6 March 2022
Deuteronomy 26:4-10 Romans 10:8-13 Luke 4:1-13
Led by the Spirit into the Wilderness
Jesus’ life was dominated by a single passion: to proclaim and establish on earth God’s reign of justice, peace and love. His mission was not about saving people’s souls by taking them out of the world and bringing them to a place called heaven. It was about bringing God’s kingdom on earth and challenging people to embrace it. But how was he going to carry out this mission entrusted to him by the Father? He had no blueprint or plan of action to guide him. What he had was the Holy Spirit, the Spirit who came upon him at his baptism. This same Spirit – the spark of divine energy that brought the universe into existence and ignited the fire of life – now leads Jesus out into the wilderness where he is tempted by Satan for forty days. In this way Jesus was led to clarify the nature of his mission in the service of God’s reign.
Jesus’ forty days in the wilderness was a decisive and defining experience for him. It determined the path his messianic mission would take. It led him to reject several false paths he could have chosen – the path of violent revolution adopted by the political revolutionaries of the day, the Zealots, and also the way of compromise adopted by the Jerusalem elite, the Sadducees and High Priests. His wilderness experience led him to choose instead the path of redemptive suffering. The way of Jesus would be to turn the other cheek, to walk the second mile and to take up his cross and give up his life on Calvary. He will defeat evil by letting evil do its worst to him, by suffering it in love and forgiving his enemies. He rejects the temptations of Satan and commits himself unreservedly to carrying out the will of his Father.
I had often wondered what it would be like to live in a wilderness or desert. My curiosity was satisfied in the Spring of 2008, while on a Sabbatical programme in Jerusalem. The programme included an experience of life in the wilderness. Along with my companions, I spent a short but memorable time in the Sinai Desert, including a night sleeping in the open. I had imagined the desert as a place of sand, heat and dust. But it wasn’t like that at all. Instead of sand, there were rocks – huge mountainous boulders on every side – terrifying and yet strangely protective. Instead of heat, there was piercing cold that prevented me from sleeping. Instead of dust, the air was crisp and clean. Never in my life had I seen so many stars in the sky, shining brilliantly, a sight of awesome beauty! And then there was the silence, not just the absence of noise but the sense of ‘hush’ which made you want to speak in whispers so as not to disturb the silence. It was an unforgettable experience. It made me feel small and insignificant and yet immensely privileged. It made me want to clear my mind and de-clutter my heart, to let go of things I thought I needed, and focus on ‘something not sold for a penny/In the slums of Mind’ (P Kavanagh, The Ascetic).

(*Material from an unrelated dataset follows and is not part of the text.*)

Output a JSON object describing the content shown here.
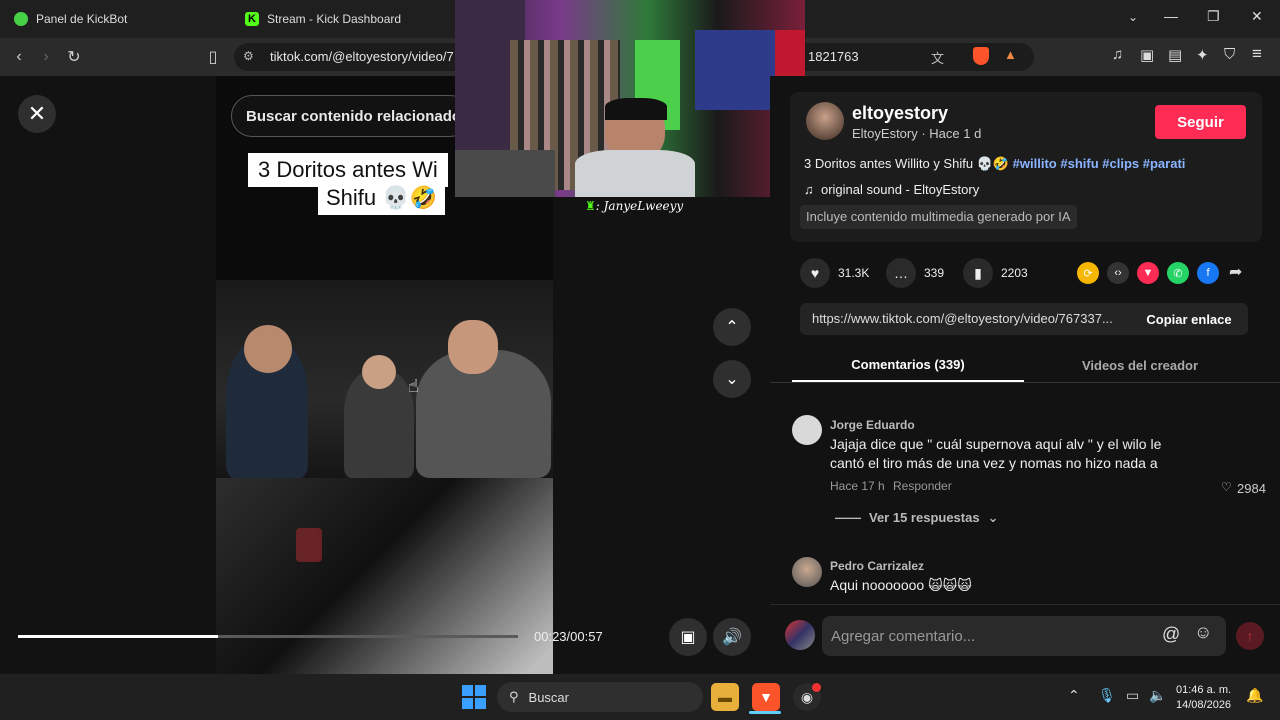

The message Jesus formulated in the wilderness and that we are called to take to heart in these days of Lent is to ‘Repent, and believe the Good News’ (Mk 1:15). This means to turn away from the clutter or excess in our lives and to listen to the One who speaks to us in nature, in people and in the depths of our hearts. Lent is not a dreary, sad season to be patiently endured. It is a joyful season, as today’s Lenten preface reminds us: ‘Each year you give us this joyful season when we prepare to celebrate the paschal mystery with mind and heart renewed. You give us a spirit of loving reverence for you, Our Father, and of willing service of our neighbour. As we recall the great events that gave us new life in Christ, you bring the image of your Son to perfection within us’.
Lent is a time to experience afresh the embrace of God’s love; a time to join Jesus in the desert, at least symbolically, and allow the Spirit to lead us on an inner journey. It is a time to take a good look at ourselves and, where necessary, realign our priorities. Yes, Lent invites us to repent, but repentance is not just our work. It is the fruit of the experience of God’s love and a work of grace, as Fr Flor McCarthy SDB reminds us the following reflection:
Repentance of itself is not enough – grace must be available.
But if grace is offered and not accepted, then nothing comes of that either.
There is no point in putting up a sail if there is no wind.
There is no point in planting a seed if the ground is frozen.
There is no point in pruning the tree if Spring does not come.
It is not enough to cut into people’s hearts in order to save them –
they must be touched by grace.
Lord, touch our hearts with your grace
that we may produce the fruits of repentance.
Michael McCabe SMA, March 2022
To listen to an alternative Homily from Fr Tom Casey of the SMA Media Centre, Ndola, Zambia please click on the play button below.